to say that, to me, it did not seem particularly impressive, being
a cast, patterned bronze bell about ten inches tall. At the top of
the bell was a square loop to suspend it by in the form of a
serpent held in the mouths of two dragons, one on either side. The
body itself was comprised of four panels, each made up of alternate
raised bosses, almost like wax seals separated by bands of raised
pattern work. The base of the bell was fluted and, again, a band of
raised patterns about three inches deep. To the untrained eye, it
looked similar in form to the strange bird and animal motifs found
on Aztec artefacts. In the centre of the band was a large, circular
seal depicting a coiled dragon with staring eyes and with its mouth
Holmes was looking at the
various exhibits, pausing occasionally to examine something in
greater detail. After a few minutes he returned to me as I stood by
In a low voice I expressed my
first impressions of the Zhou bell. "I have to say, Holmes, that I
am not entirely impressed by the star exhibit."
Holmes raised an eyebrow, looked
at the bell and then back to me. "I think, Watson, you have to know
a little about its history to appreciate it. The bell before you is
unique. It is a Bo, the largest of a set of five bells of differing
sizes used as a musical instrument. It was made specifically for
the Zhou king between the 5th and 6th century B.C. at the Jin State
foundry in Houma."
Holmes paused to give me a
moment to absorb what he had said.
He continued. "The bell was made
using master pattern blocks from which clay moulds were taken and
into which the molten bronze was poured. Normally, the mould could
be used several times to produce identical bells...” Holmes raised
his forefinger, saying, “but not so in this case."
Holmes again paused and pointed
to the seal on the bell. "Because it was made specifically for the
King and bears his seal, after the series of five bells had been
cast, all the moulds were destroyed so only the King could own this
particular set of bells. This is the only one of the five known to
I nodded, realising the
significance of what he had said. "Ah, I see. That does make it a
somewhat special bell."
Holmes looked around and seeing

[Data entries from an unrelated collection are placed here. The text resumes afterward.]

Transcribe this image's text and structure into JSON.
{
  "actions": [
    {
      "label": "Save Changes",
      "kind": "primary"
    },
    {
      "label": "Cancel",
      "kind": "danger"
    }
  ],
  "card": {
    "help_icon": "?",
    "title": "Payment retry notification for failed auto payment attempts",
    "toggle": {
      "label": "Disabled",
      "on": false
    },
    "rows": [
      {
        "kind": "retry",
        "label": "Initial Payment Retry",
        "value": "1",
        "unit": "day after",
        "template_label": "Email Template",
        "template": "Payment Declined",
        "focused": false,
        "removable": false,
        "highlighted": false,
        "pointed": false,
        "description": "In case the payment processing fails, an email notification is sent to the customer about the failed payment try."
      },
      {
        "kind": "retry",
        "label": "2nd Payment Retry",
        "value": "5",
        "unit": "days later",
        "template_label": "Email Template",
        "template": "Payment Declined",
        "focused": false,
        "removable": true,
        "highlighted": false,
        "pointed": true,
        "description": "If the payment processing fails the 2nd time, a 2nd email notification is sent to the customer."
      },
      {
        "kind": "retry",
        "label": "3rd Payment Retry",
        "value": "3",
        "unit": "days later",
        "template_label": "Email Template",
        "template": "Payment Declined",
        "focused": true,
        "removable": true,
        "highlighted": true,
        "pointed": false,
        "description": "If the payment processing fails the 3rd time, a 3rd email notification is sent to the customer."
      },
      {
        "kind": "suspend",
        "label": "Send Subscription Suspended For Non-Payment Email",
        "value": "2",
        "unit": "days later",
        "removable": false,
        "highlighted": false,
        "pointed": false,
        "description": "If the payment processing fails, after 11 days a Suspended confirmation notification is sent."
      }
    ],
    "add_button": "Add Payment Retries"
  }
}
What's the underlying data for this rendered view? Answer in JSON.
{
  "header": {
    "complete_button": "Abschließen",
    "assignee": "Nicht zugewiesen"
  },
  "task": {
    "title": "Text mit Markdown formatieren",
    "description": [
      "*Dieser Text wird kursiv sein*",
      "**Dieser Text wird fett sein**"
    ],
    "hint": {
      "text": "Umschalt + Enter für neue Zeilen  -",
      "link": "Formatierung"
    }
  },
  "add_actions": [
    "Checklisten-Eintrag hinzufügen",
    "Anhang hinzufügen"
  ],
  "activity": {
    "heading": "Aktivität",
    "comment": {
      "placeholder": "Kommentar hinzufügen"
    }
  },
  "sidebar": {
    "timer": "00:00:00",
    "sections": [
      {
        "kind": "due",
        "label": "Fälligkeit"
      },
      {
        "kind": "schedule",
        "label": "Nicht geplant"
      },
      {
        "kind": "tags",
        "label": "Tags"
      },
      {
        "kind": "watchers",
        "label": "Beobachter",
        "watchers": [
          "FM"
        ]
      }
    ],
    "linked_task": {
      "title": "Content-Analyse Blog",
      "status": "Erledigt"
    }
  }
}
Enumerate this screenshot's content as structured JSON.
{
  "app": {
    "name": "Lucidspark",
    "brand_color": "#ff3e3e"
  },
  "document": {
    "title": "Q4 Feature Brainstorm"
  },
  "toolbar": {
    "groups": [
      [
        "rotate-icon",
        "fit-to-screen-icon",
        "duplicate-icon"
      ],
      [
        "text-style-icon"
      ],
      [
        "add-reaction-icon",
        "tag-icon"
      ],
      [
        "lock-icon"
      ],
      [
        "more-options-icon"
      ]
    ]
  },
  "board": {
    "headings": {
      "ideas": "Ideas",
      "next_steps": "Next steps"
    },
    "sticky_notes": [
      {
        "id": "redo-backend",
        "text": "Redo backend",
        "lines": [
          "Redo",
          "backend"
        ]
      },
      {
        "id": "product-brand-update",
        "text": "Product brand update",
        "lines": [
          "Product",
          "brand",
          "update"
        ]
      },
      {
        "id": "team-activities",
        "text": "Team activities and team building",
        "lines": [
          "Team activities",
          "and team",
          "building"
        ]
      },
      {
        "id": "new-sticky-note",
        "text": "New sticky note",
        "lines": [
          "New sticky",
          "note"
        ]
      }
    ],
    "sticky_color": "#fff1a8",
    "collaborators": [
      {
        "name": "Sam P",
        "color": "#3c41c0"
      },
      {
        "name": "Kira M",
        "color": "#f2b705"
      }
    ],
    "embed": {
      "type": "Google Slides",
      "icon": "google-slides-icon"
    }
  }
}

that he was unobserved, he raised the bell an inch off its cushion
and gave it a gentle tap with the end of his silver mounted cane.
Immediately, he dampened any vibration with his finger and, seeming
satisfied, he carefully replaced the bell back on its silk
There was movement over to our
left and a figure, resplendent in a stunning, multi-coloured silk
robe stepped forward. He was a Chinese gentleman who I estimated to
be aged about 50 years. His face was smooth, save for a thin
moustache, and bore a thin smile and twinkling eyes. Upon his head
he wore a round, silk hat, almost like a highly decorated teapot
lid. Beneath it could be seen jet black hair which had been drawn
back into a traditional, long ‘pig-tail’ which hung almost to his
waist. He took a few steps towards us before putting his hands
together and bowing. Almost at the same moment Holmes bowed and
after a seemingly uncomfortably long pause, by myself. From the
corner of my eye I saw Holmes return upright and I followed